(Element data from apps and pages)

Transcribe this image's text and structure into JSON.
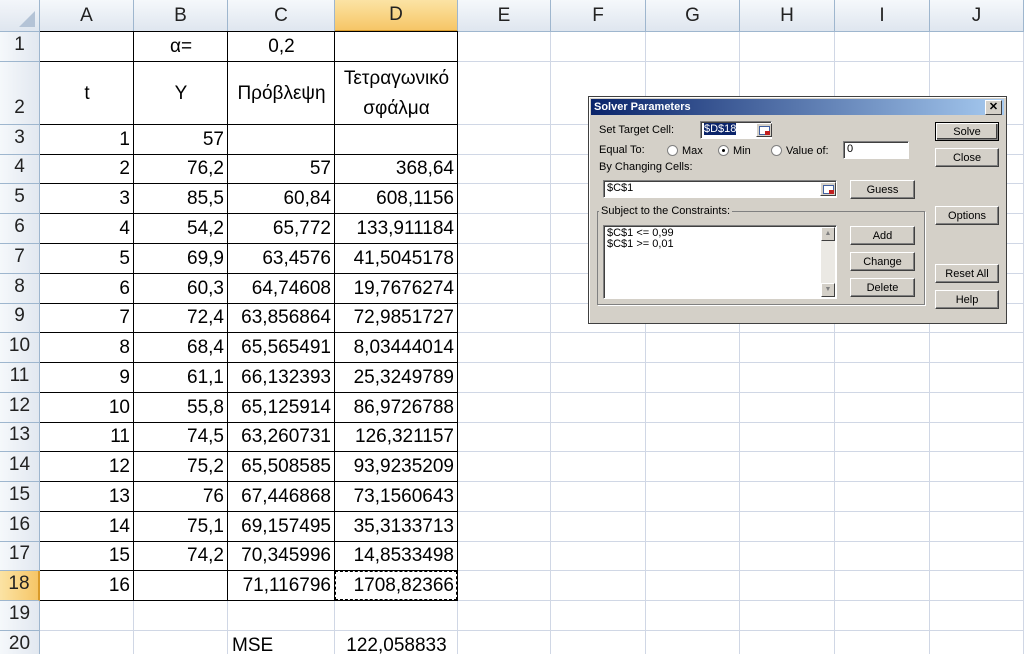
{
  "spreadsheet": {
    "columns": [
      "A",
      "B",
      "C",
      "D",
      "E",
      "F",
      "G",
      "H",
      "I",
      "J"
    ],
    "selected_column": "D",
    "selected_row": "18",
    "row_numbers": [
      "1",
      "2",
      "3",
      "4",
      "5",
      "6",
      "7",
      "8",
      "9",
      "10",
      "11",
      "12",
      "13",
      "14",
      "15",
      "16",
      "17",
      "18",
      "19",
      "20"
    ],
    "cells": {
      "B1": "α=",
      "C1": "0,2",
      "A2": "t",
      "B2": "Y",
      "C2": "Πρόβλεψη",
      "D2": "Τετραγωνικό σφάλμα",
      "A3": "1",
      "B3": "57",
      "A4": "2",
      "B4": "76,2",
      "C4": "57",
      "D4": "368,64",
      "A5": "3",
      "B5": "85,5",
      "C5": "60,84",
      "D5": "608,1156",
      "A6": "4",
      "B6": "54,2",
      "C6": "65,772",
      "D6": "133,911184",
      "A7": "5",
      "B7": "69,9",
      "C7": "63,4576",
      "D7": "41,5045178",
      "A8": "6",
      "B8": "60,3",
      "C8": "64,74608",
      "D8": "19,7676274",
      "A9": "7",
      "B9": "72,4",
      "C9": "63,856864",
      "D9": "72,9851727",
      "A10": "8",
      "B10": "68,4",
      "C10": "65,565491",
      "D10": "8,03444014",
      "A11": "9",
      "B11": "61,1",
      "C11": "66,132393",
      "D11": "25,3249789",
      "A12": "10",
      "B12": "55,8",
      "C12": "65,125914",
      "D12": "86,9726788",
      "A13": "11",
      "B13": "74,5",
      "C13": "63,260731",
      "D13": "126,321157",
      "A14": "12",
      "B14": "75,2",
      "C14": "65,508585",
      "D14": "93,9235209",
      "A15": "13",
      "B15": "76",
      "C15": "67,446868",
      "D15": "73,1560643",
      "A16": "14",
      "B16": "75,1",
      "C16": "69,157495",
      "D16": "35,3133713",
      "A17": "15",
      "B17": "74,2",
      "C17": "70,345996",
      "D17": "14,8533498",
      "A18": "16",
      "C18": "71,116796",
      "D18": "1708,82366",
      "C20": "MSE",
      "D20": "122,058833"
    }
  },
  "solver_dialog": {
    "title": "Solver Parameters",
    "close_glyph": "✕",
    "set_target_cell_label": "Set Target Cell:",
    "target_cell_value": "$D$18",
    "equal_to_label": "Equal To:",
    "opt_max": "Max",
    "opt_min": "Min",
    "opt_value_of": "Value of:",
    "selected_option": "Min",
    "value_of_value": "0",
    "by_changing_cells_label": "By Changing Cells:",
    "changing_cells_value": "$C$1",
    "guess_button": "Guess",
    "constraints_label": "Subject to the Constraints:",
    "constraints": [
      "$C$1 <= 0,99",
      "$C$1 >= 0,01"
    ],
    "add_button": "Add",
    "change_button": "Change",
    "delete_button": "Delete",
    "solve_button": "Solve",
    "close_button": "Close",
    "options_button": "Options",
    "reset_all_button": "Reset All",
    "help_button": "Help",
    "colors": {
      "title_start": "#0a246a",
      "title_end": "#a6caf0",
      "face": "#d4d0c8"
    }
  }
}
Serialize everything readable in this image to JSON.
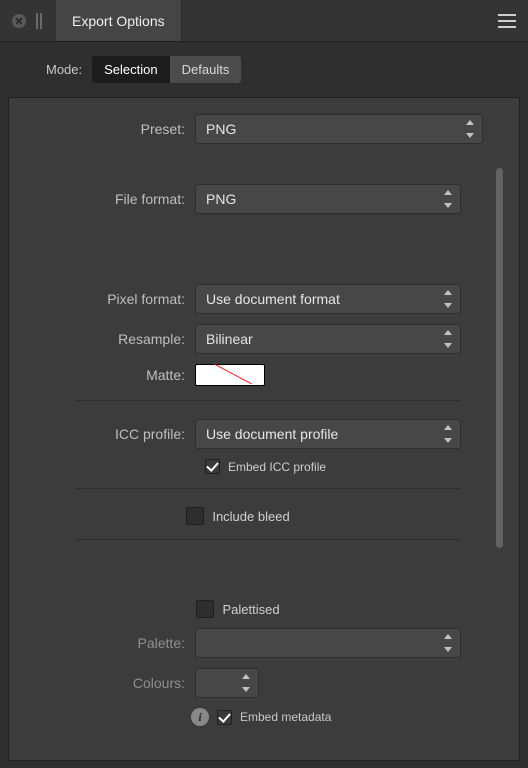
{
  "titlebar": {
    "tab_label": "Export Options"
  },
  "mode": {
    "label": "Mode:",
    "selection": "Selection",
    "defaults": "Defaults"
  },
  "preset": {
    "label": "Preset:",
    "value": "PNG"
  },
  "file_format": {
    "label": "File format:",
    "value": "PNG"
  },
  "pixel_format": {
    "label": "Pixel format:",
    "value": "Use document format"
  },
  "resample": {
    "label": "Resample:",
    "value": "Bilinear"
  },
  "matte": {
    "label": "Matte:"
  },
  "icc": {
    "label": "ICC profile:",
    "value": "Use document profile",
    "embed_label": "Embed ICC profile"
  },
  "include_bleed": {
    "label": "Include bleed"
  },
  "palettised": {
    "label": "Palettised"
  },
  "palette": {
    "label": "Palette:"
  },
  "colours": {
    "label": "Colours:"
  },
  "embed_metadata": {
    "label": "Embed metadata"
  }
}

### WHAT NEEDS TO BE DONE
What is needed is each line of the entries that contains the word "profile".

### EXPECTED OUTPUT
    "label": "ICC profile:",
    "value": "Use document profile",
    "embed_label": "Embed ICC profile"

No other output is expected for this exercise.